**ABOUT THIS EXERCISE**
Please report each line of the data below that contains "count".

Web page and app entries
--*--

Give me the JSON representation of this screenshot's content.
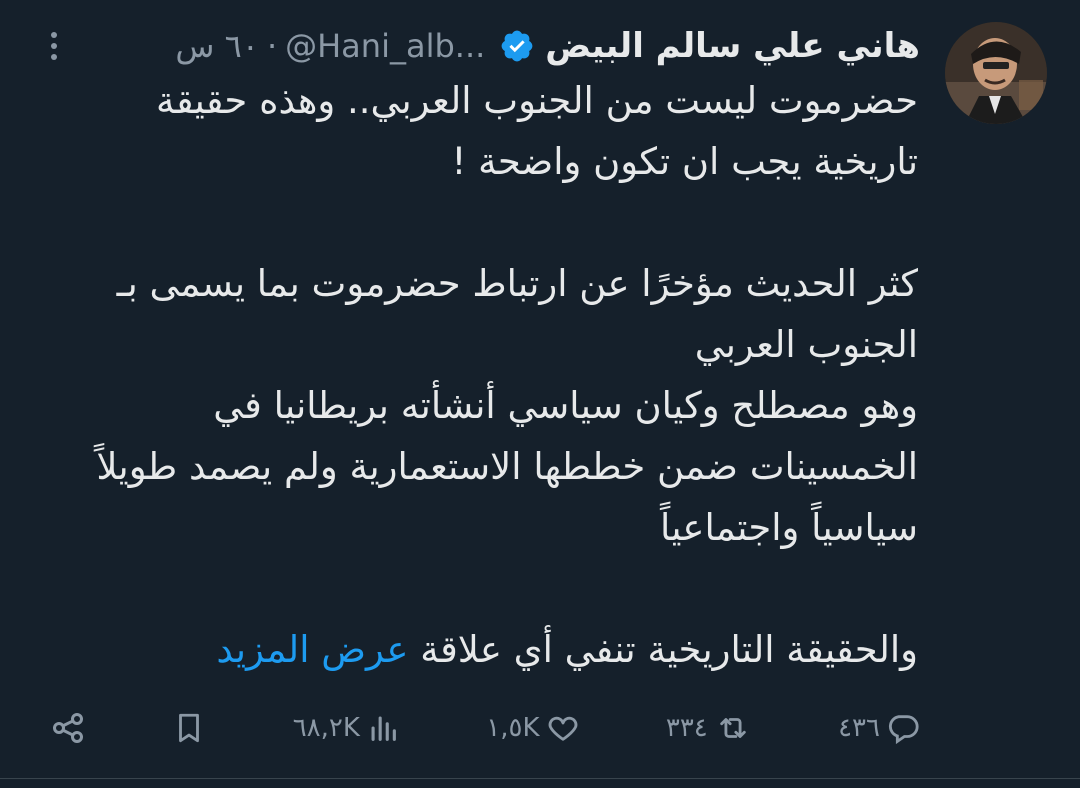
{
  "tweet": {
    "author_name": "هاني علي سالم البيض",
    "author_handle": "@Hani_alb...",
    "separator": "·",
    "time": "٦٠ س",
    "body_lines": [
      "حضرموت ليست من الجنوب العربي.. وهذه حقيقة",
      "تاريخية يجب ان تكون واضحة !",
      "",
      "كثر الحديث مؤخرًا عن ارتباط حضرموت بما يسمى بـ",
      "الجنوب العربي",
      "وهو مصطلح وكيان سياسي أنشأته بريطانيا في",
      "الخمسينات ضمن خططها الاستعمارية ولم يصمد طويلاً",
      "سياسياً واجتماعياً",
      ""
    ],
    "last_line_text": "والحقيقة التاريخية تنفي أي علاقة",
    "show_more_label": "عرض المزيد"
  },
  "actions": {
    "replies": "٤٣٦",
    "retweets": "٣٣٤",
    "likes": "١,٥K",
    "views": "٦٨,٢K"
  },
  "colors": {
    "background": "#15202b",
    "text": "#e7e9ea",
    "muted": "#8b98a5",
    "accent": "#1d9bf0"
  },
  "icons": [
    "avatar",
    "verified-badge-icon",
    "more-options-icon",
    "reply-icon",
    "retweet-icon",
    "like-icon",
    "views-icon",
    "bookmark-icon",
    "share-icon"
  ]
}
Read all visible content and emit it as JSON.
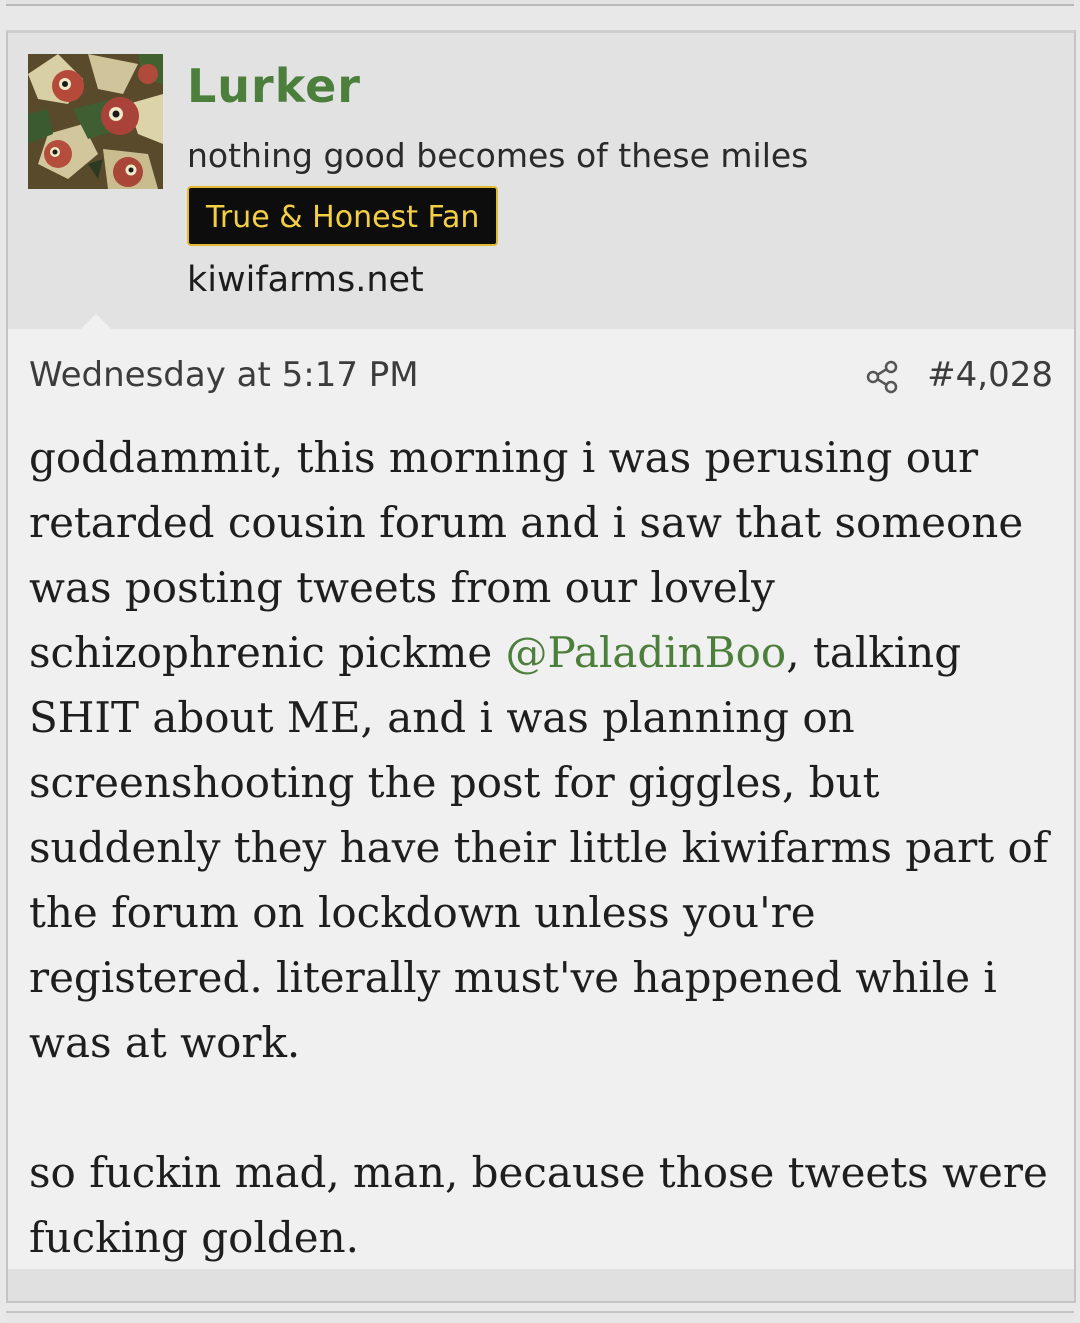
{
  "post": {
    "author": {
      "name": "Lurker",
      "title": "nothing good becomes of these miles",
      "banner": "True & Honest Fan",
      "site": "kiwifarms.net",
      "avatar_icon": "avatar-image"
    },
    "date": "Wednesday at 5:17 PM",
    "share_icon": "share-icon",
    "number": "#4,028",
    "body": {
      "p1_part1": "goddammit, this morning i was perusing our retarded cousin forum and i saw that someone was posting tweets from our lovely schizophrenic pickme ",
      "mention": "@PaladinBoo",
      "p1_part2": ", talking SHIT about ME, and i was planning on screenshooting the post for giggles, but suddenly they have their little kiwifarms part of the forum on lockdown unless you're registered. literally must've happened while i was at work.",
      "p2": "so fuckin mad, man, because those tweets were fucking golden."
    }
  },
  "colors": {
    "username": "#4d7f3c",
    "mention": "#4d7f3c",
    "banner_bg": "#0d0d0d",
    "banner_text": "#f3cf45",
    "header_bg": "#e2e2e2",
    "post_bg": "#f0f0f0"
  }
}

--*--

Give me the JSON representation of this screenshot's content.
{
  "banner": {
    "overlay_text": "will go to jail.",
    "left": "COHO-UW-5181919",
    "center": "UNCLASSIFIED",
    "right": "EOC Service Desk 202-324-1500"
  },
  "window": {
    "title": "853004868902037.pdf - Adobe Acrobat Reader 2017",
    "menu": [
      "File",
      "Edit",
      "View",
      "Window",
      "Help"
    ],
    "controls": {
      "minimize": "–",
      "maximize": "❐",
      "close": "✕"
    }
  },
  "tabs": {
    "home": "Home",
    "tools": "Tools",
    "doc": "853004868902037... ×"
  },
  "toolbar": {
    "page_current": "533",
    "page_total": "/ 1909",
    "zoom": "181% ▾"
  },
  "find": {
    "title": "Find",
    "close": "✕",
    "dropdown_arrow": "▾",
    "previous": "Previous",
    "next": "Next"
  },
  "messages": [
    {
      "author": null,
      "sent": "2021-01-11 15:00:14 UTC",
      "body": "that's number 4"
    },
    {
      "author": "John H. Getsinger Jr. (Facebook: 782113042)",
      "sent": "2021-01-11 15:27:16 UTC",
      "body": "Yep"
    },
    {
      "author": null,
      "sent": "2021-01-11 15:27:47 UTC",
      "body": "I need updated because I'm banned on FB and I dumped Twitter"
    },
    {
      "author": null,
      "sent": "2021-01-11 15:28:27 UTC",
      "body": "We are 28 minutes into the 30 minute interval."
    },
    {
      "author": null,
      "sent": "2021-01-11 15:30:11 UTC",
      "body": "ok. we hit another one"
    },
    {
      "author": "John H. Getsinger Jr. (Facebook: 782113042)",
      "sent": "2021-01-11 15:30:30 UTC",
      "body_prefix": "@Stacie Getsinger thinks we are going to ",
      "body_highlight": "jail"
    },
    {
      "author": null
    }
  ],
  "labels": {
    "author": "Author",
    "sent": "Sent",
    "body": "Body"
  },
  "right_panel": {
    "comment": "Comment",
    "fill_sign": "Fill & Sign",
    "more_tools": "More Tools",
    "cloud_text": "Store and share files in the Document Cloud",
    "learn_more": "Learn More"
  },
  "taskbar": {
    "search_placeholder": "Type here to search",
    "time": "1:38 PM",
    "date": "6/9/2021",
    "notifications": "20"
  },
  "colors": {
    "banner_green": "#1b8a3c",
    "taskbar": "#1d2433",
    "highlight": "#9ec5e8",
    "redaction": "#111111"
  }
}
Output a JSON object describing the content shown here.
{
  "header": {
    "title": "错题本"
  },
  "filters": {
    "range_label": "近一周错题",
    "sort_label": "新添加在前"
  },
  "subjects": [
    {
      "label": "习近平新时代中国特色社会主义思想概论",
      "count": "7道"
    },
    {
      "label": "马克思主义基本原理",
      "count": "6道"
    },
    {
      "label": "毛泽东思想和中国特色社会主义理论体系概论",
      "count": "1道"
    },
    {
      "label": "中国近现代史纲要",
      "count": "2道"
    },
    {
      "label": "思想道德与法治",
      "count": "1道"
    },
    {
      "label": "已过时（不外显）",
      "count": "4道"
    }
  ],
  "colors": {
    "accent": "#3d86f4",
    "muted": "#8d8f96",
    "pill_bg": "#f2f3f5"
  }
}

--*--

**SOLVED PROBLEM**
      "count": "7道"
      "count": "6道"
      "count": "1道"
      "count": "2道"
      "count": "1道"
      "count": "4道"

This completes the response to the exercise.